## Why These Programming Languages Are Being Hated By Programmers? ## Encode x Internet Computer: Intro to Building on the IC in Rust [Video + Slides] ## How to Create Drupal Image Gallery ## Deploy Flask server to an EC2 instance ## How do we evaluate research software to meet different requirements? ## Part-of-Speech Tag a String, Filter to Adverbs in Go ## How to build a CI CD pipeline in AWS ECR and AWS EKS using Github actions and ArgoCD for Node.js  ## Swapnal Shahil

GSoC’22 Mentor || GSoC’21 @SCoReLab || B.Tech at IIT Guwahati'23
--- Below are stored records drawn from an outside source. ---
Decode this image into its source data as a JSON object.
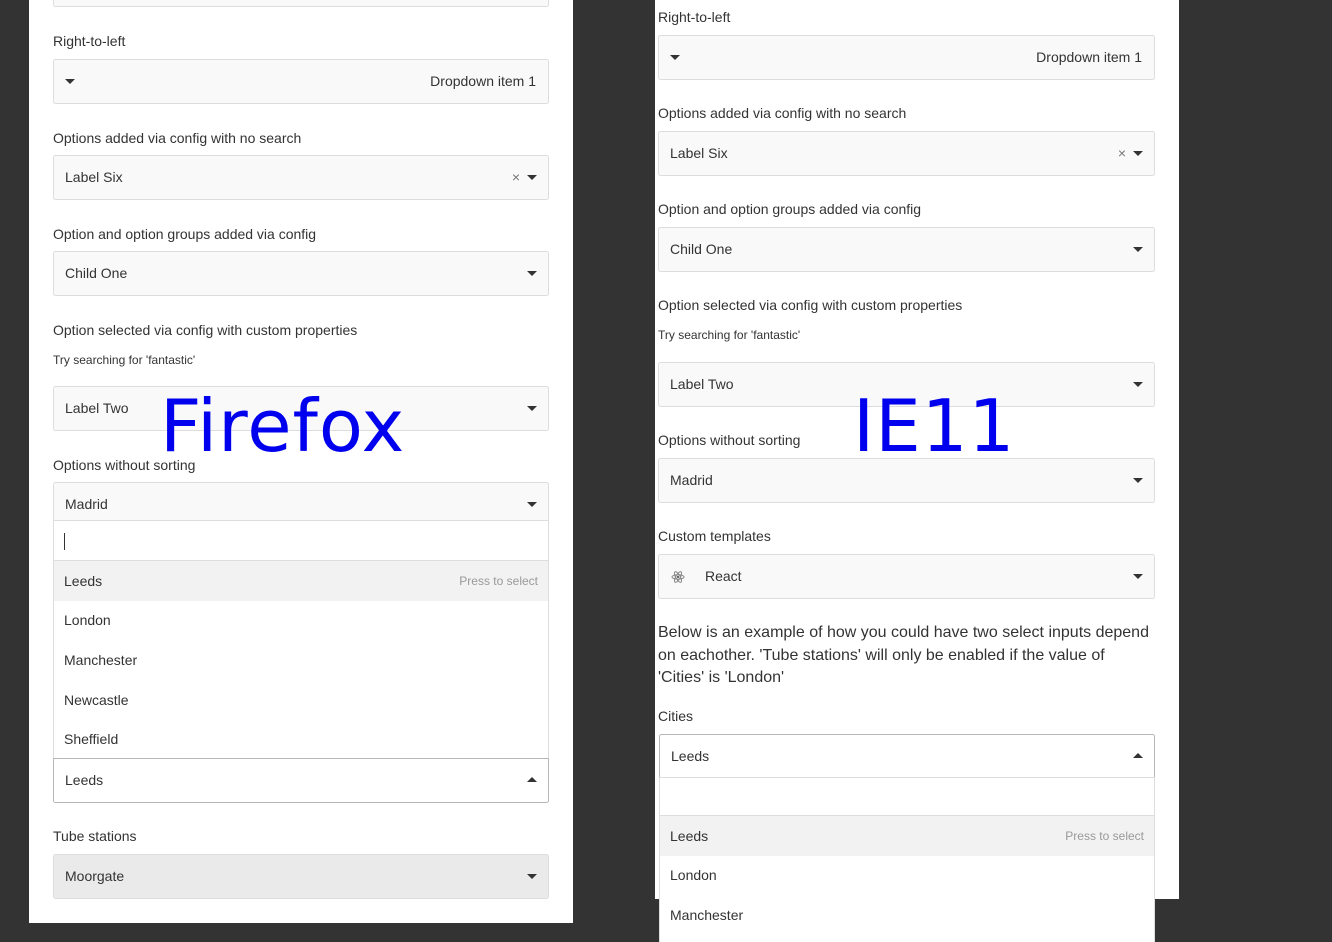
{
  "firefox": {
    "watermark": "Firefox",
    "rtl": {
      "label": "Right-to-left",
      "value": "Dropdown item 1"
    },
    "no_search": {
      "label": "Options added via config with no search",
      "value": "Label Six",
      "remove": "×"
    },
    "groups": {
      "label": "Option and option groups added via config",
      "value": "Child One"
    },
    "custom_props": {
      "label": "Option selected via config with custom properties",
      "hint": "Try searching for 'fantastic'",
      "value": "Label Two"
    },
    "no_sorting": {
      "label": "Options without sorting",
      "value": "Madrid"
    },
    "cities_dropdown": {
      "press_to_select": "Press to select",
      "options": [
        "Leeds",
        "London",
        "Manchester",
        "Newcastle",
        "Sheffield"
      ]
    },
    "cities": {
      "value": "Leeds"
    },
    "tube": {
      "label": "Tube stations",
      "value": "Moorgate"
    }
  },
  "ie11": {
    "watermark": "IE11",
    "rtl": {
      "label": "Right-to-left",
      "value": "Dropdown item 1"
    },
    "no_search": {
      "label": "Options added via config with no search",
      "value": "Label Six",
      "remove": "×"
    },
    "groups": {
      "label": "Option and option groups added via config",
      "value": "Child One"
    },
    "custom_props": {
      "label": "Option selected via config with custom properties",
      "hint": "Try searching for 'fantastic'",
      "value": "Label Two"
    },
    "no_sorting": {
      "label": "Options without sorting",
      "value": "Madrid"
    },
    "custom_templates": {
      "label": "Custom templates",
      "value": "React",
      "icon": "react-icon"
    },
    "dependent_text": [
      "Below is an example of how you could have two select inputs depend",
      "on eachother. 'Tube stations' will only be enabled if the value of",
      "'Cities' is 'London'"
    ],
    "cities": {
      "label": "Cities",
      "value": "Leeds"
    },
    "cities_dropdown": {
      "press_to_select": "Press to select",
      "options": [
        "Leeds",
        "London",
        "Manchester"
      ]
    }
  }
}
## CS373 Spring 2022 Week 7: Avi Ghayalod ## Melody Walker’s Obituary ## CS371p Spring 2022: Winnie Chang